I did install QLandkartGT and the plugin to use Garmin with it and it looks like it work, but when I do press "Live Log" I get the error message; "Device Link Error. Failed to request real time position. Realtime thread failed. Failed to configure USB: could not set config 1: Operating not permitted".
I also get a similar error when trying to download tracks; "Failed to download tracks. Failed to configure USB: could not set config 1: Operation not premitted".
My guess is that Ubuntu do not allow programs to use the USB port, so my question is how I do allow this program (or all) to use the USB ports.
I just installed Ubuntu 10.04 on my system, and I put in a really old game CD for my really old computer. I cannot run the setup program , however because "it is not executable". I can't change this , because it is read-onlybut I can't chane this either. As I'm new to this, I was wondering .
I have a netbook with Ubuntu 10.10 installed in it,and a Pc with also ubuntu 10.10 in it , but x86_64.
I want to copy some iso files and data from my user home directory on the netbook , to the user home directory of the other pc , using a 8 GB usb formated in ext3 with gparted in my pc.
One iso is a windows 7 one to burn then with K3b , as i need to have windows installed in that box. Also of another iso that i have to burn too (windows 7 recovery disk) , and 3 anti-virus trials for windows.

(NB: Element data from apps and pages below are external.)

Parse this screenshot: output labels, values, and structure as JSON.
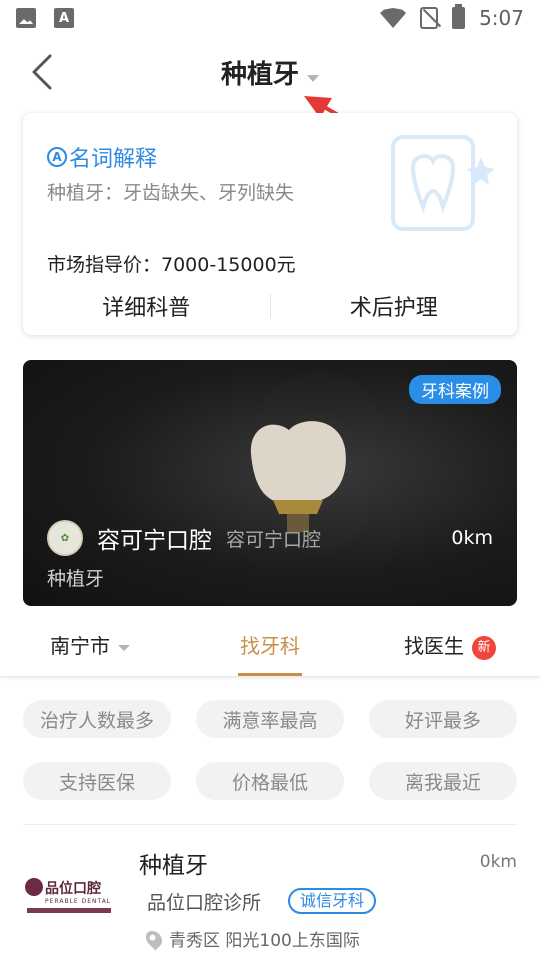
{
  "status_bar": {
    "time": "5:07",
    "icons": [
      "image-icon",
      "a-icon",
      "wifi-icon",
      "no-sim-icon",
      "battery-charging-icon"
    ]
  },
  "header": {
    "title": "种植牙"
  },
  "info_card": {
    "heading": "名词解释",
    "description": "种植牙：牙齿缺失、牙列缺失",
    "price": "市场指导价：7000-15000元",
    "actions": [
      "详细科普",
      "术后护理"
    ]
  },
  "case_card": {
    "tag": "牙科案例",
    "clinic_name": "容可宁口腔",
    "clinic_subname": "容可宁口腔",
    "distance": "0km",
    "procedure": "种植牙"
  },
  "tabs": [
    {
      "label": "南宁市",
      "has_caret": true
    },
    {
      "label": "找牙科",
      "active": true
    },
    {
      "label": "找医生",
      "badge": "新"
    }
  ],
  "filters": [
    "治疗人数最多",
    "满意率最高",
    "好评最多",
    "支持医保",
    "价格最低",
    "离我最近"
  ],
  "list": [
    {
      "title": "种植牙",
      "distance": "0km",
      "clinic": "品位口腔诊所",
      "badge": "诚信牙科",
      "address": "青秀区 阳光100上东国际",
      "logo_text": "品位口腔",
      "logo_sub": "PERABLE DENTAL"
    }
  ],
  "colors": {
    "accent_blue": "#2d8be3",
    "active_tab": "#c8904a",
    "badge_red": "#f0453a",
    "arrow_red": "#e53935"
  }
}
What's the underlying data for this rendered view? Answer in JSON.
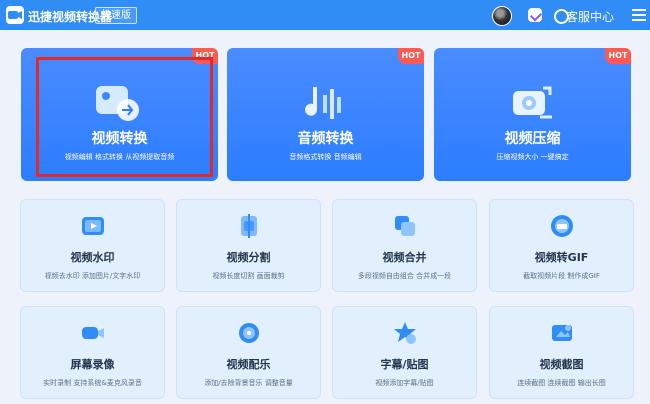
{
  "titlebar": {
    "app_name": "迅捷视频转换器",
    "edition": "极速版",
    "support_label": "客服中心"
  },
  "large_cards": [
    {
      "title": "视频转换",
      "desc": "视频编辑 格式转换 从视频提取音频",
      "hot": "HOT"
    },
    {
      "title": "音频转换",
      "desc": "音频格式转换 音频编辑",
      "hot": "HOT"
    },
    {
      "title": "视频压缩",
      "desc": "压缩视频大小 一键搞定",
      "hot": "HOT"
    }
  ],
  "small_cards": [
    {
      "title": "视频水印",
      "desc": "视频去水印 添加图片/文字水印"
    },
    {
      "title": "视频分割",
      "desc": "视频长度切割 画面裁剪"
    },
    {
      "title": "视频合并",
      "desc": "多段视频自由组合 合并成一段"
    },
    {
      "title": "视频转GIF",
      "desc": "截取视频片段 制作成GIF"
    },
    {
      "title": "屏幕录像",
      "desc": "实时录制 支持系统&麦克风录音"
    },
    {
      "title": "视频配乐",
      "desc": "添加/去除背景音乐 调整音量"
    },
    {
      "title": "字幕/贴图",
      "desc": "视频添加字幕/贴图"
    },
    {
      "title": "视频截图",
      "desc": "连续截图 连续截图 输出长图"
    }
  ],
  "colors": {
    "titlebar": "#2f8df5",
    "accent": "#2c7dff",
    "hot": "#ff5a52",
    "selection": "#e12b2b"
  }
}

As the usb is owned by the root (or more properly the mounting point,no?), and i can't use my user to copy data to it i usually do :
Usually , what i use is "sudo nautilus" then go to the place where is the data , copy it , and paste it then in the usb. Then in the other pc i do a chgrp and chown to the iso or file.
But , perhaps this is not the better approach. I have investigated a bit , and i think that i have found a better way , but i have some dudes.
The method is change the owner,group and permissions of the mounting point:
Code: cd /media ls umount /dev/sdb1 sudo mkdir usb
If i do this steps in both computers, with each user,in the netbook i can copy the iso to the usb (as fox can write to the mount point of the usb ), but can the other user in the pc 'mulder' read the iso , so be copied to /home/mulder, and then be able to burn it in k3b with success ?
I suppose that having 766 , it should be able to read it , but would have the own of the file ?
How important is not to only be able to read it , but also own it ?
I suppose if the user ID is the same , wouldn't be any problem ,as each ubuntu would supose that the file is owned by their user.
Perhaps the user name change,but if the ID is the same , the user is the same for ubuntu , not any different, no ?
Recently i acquired an electroencephalograph (EEG) and started to experiment with it, and i need some way to write or send a couple of Hex numbers to the EEG so it will start working, and then to save the data on text file, or at the very least see the output on the terminal using C or C++, i found some programs around the forums but none seem to work properly and more often than not, The EEG is recognized as /dev/ttyUSB0 has a baud rate of 921600.
I would like to be able to read and write on hd formatted as Hfs+ not journaled...I know it is possible, but still I can't since ubuntu mount them with a different user: 99.If I add my user to the group 99 will be fine? or exist another way to write on such file system?if use hfs+ not journaled it will be less safe for the files?